    • Training, Training, Training! • Education – Degrees are available in computer forensics and Information Assurance – Federal Government have resources within their agencies – Department of Defense • DISA • JKO, AKO – NSA • Coordinate through your government sponsors • Excellent pentest training – READ! Collaborate! Network! – Join Local Chapters of Security Organizations
    • Training, Training, Training! • Certifications – Certified Ethical Hacker (CEH) – Certified EC-Council Instructor (CEI) – Computer Hacking Forensic Investigator (CHFI) – EC-Council Certified Security Analyst (ECSA) – EC-Council Certified Incident Handler (ECIH) – Certified Network Defense Architect (CNDA) – Licensed Penetration Tester (LPT) – EC-Council Certified VOIP Professional (ECVP) – EC-Council Network Security Administrator (ENSA) – EC-Council Certified Computer Investigator (ECCI

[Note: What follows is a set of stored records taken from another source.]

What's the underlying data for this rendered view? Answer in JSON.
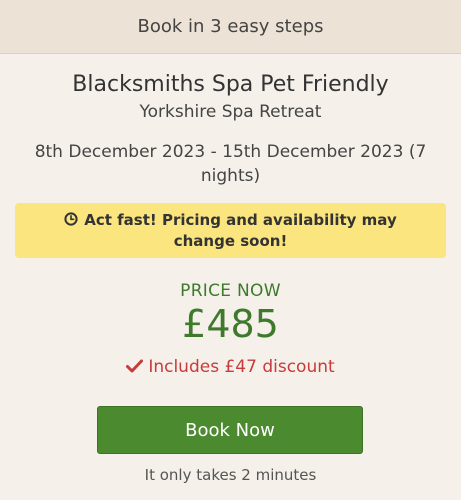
{
  "header": {
    "title": "Book in 3 easy steps"
  },
  "hotel": {
    "name": "Blacksmiths Spa Pet Friendly",
    "location": "Yorkshire Spa Retreat",
    "dates": "8th December 2023 - 15th December 2023 (7 nights)"
  },
  "alert": {
    "icon": "clock-icon",
    "text": "Act fast! Pricing and availability may change soon!",
    "background": "#fbe57f"
  },
  "price": {
    "label": "PRICE NOW",
    "amount": "£485",
    "discount_text": "Includes £47 discount",
    "discount_icon": "checkmark-icon",
    "color": "#3f7a2c",
    "discount_color": "#c63b3b"
  },
  "cta": {
    "label": "Book Now",
    "color": "#4b8a2f",
    "note": "It only takes 2 minutes"
  }
}
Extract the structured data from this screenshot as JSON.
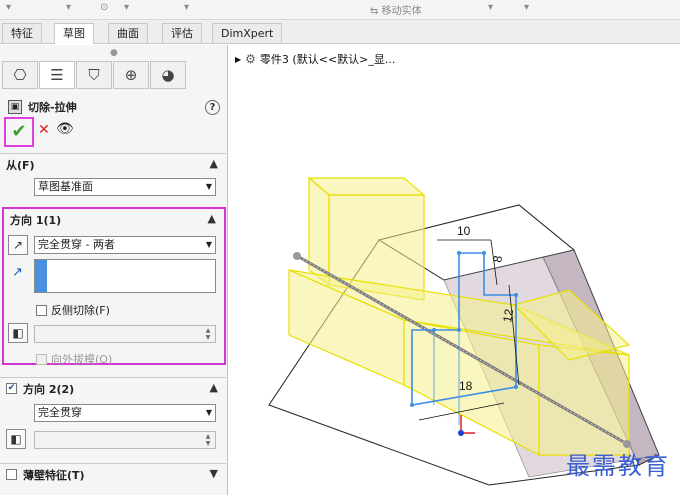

    • Publications • Social Engineering: The Art of Human Hacking by Chris Hadnagy • The Art of Deception: Controlling the Human Element of Security by Kevin Mitnick • What Every BODY is Saying: An Ex-FBI Agent's Guide to SpeedReading People by Joe Navarro • Social Engineering: Hacking The Human Mind an article in Forbes Magazine by Eric Savitz, Forbes Staff (March 29, 2012)
    • Websites recommending technical tools Social-Engineering-Toolkit http://www.youtube.com/watch?v=9f2ANmI2-RI Social-Engineering Toolkit (SET) http://www.offensive-security.com/metasploit-unleashed/SET The Metasploit Project is an open-source, computer security project which provides information about security vulnerabilities and aids in penetration testing and IDS signature development. http://www.metasploit.com/ SANS Institute http://www.sans.org/top-cyber-security-risks/ Social Engineer.org http://www.social-engineer.org/
    • QUESTIONS?